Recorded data
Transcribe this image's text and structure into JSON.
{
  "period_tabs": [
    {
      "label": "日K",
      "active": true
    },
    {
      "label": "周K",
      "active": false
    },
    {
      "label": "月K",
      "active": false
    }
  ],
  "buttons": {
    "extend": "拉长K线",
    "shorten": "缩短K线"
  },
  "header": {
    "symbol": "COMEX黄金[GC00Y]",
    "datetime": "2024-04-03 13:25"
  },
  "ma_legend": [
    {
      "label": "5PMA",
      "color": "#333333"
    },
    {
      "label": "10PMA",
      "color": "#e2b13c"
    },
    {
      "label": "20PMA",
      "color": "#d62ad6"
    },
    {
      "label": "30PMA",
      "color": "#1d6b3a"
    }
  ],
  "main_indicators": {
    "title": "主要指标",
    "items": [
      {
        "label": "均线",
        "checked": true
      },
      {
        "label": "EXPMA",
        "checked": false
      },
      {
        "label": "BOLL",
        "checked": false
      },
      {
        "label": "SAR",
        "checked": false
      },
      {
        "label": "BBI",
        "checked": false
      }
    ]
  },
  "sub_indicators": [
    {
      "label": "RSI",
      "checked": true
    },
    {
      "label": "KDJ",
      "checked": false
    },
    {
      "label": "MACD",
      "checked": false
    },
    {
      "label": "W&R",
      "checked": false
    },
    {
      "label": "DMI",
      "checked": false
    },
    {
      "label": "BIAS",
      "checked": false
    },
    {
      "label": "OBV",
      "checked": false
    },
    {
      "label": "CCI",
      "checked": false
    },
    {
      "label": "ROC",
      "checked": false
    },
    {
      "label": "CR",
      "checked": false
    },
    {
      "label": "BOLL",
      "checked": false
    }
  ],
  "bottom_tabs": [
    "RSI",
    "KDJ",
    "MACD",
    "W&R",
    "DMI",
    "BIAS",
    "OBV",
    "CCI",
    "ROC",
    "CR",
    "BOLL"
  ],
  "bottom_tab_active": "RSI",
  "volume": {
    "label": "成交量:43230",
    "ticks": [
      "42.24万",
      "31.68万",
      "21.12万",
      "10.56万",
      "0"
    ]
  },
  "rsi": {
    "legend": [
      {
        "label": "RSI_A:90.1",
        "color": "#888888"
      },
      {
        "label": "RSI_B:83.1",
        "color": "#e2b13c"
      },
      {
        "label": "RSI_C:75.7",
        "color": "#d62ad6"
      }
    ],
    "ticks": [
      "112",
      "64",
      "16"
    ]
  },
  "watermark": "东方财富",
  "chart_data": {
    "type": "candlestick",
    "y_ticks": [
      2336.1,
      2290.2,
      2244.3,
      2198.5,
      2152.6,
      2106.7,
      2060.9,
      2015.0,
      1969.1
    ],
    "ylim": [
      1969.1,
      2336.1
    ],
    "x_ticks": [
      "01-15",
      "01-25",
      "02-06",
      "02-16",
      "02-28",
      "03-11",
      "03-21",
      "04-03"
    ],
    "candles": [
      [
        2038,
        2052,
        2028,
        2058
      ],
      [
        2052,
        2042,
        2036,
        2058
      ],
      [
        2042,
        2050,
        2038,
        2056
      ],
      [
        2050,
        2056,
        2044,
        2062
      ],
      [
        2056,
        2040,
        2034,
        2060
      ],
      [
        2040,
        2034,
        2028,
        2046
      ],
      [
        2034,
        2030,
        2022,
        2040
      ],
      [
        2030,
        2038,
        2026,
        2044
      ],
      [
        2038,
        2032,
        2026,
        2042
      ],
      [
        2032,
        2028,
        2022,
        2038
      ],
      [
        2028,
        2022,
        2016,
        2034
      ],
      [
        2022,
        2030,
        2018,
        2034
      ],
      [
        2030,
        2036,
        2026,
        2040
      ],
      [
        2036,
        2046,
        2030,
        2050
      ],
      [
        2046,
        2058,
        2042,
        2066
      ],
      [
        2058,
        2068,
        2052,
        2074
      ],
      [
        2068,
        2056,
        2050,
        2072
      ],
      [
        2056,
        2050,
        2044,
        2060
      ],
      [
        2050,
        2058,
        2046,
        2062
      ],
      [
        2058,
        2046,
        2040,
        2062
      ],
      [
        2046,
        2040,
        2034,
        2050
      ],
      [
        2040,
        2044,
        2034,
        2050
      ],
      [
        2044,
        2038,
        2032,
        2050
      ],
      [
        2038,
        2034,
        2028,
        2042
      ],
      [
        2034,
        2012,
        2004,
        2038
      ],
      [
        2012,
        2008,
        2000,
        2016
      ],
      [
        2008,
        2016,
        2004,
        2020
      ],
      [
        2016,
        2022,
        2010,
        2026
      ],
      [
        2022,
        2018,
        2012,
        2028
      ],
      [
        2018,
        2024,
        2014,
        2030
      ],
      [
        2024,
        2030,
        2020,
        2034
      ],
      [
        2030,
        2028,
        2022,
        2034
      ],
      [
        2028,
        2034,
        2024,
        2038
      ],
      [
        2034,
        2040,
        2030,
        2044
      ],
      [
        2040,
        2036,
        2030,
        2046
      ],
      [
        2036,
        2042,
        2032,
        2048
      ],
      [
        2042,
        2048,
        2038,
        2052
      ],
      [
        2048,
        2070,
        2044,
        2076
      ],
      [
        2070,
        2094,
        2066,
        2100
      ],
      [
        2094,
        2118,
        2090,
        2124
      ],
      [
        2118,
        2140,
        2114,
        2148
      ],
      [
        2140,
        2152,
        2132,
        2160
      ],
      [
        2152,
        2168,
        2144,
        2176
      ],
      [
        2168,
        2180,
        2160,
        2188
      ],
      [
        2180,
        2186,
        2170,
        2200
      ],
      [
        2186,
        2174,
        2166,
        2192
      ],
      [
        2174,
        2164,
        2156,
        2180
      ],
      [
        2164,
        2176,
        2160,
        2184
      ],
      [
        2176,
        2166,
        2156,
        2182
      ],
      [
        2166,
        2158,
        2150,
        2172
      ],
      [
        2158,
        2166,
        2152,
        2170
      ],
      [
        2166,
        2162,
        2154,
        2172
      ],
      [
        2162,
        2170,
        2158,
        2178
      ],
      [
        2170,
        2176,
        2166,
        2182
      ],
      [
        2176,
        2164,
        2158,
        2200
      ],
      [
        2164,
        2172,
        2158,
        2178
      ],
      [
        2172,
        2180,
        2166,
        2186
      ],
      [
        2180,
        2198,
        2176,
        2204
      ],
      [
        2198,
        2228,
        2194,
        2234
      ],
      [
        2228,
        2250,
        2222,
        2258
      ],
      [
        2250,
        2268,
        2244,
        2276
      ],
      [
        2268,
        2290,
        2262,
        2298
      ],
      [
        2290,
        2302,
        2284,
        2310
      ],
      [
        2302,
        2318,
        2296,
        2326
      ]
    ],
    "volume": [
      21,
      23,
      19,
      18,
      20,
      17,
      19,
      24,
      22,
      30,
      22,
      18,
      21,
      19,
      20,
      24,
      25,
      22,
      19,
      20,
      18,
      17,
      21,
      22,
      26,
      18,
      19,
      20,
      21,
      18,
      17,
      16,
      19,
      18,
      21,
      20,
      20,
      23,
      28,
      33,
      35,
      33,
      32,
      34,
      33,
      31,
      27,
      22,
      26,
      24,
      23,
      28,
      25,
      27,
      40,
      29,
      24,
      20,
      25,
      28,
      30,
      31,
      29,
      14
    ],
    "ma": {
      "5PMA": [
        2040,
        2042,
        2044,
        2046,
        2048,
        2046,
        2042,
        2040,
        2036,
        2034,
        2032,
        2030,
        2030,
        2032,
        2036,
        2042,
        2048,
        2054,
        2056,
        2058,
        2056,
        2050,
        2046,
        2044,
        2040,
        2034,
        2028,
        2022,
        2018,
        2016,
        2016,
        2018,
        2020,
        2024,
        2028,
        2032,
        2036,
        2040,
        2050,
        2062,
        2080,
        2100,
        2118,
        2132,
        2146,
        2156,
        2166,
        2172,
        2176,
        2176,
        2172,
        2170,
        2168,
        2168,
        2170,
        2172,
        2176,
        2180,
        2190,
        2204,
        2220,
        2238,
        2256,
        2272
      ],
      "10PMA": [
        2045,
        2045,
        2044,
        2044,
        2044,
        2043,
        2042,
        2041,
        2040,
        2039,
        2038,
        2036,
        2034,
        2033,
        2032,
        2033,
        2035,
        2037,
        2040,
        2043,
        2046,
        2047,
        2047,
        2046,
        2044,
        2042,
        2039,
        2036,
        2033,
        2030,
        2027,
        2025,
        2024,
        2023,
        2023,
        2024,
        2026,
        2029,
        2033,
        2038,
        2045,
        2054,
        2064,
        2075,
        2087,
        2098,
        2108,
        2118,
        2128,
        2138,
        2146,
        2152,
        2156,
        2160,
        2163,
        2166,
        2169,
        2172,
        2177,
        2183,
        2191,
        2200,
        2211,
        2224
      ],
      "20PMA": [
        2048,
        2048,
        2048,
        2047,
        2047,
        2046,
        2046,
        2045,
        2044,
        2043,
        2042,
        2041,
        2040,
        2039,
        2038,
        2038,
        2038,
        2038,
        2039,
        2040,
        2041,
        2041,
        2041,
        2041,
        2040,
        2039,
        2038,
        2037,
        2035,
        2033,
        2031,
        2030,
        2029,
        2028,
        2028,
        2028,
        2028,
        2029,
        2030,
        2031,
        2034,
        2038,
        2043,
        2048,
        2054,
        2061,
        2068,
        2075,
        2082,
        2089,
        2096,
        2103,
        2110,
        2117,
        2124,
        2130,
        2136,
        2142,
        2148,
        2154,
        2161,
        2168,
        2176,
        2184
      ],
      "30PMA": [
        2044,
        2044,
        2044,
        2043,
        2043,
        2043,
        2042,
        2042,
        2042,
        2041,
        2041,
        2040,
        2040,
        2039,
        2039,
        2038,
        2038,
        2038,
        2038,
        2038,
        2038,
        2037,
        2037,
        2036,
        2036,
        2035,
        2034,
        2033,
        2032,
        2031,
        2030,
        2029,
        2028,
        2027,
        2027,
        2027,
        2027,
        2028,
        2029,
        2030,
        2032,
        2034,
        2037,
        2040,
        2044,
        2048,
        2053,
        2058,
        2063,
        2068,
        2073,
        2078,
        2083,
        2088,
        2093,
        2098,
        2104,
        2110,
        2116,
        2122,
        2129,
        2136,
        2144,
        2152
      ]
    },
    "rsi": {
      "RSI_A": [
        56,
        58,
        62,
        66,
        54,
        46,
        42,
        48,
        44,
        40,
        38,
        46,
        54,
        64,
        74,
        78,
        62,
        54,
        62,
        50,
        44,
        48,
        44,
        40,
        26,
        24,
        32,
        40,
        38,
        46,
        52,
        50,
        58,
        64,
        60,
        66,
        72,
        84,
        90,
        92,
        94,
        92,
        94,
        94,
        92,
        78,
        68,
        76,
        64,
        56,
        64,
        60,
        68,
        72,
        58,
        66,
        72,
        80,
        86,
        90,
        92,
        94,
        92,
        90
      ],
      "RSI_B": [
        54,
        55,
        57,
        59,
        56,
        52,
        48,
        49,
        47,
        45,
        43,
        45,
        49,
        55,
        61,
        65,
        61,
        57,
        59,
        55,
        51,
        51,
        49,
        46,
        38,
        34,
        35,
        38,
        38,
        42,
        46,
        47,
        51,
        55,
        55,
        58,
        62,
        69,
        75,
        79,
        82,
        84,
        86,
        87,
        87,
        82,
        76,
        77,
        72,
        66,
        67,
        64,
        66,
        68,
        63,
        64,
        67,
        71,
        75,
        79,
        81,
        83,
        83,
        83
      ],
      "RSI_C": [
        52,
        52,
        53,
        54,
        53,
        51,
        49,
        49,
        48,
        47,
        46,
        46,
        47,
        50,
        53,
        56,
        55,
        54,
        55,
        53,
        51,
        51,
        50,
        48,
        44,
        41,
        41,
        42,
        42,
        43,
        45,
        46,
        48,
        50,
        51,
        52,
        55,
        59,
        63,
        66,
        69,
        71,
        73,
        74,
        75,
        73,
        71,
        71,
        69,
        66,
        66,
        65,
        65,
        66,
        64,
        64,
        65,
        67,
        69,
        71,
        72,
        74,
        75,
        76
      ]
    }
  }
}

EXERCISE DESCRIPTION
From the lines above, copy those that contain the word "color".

RESULT BELOW
      "color": "#333333"
      "color": "#e2b13c"
      "color": "#d62ad6"
      "color": "#1d6b3a"
        "color": "#888888"
        "color": "#e2b13c"
        "color": "#d62ad6"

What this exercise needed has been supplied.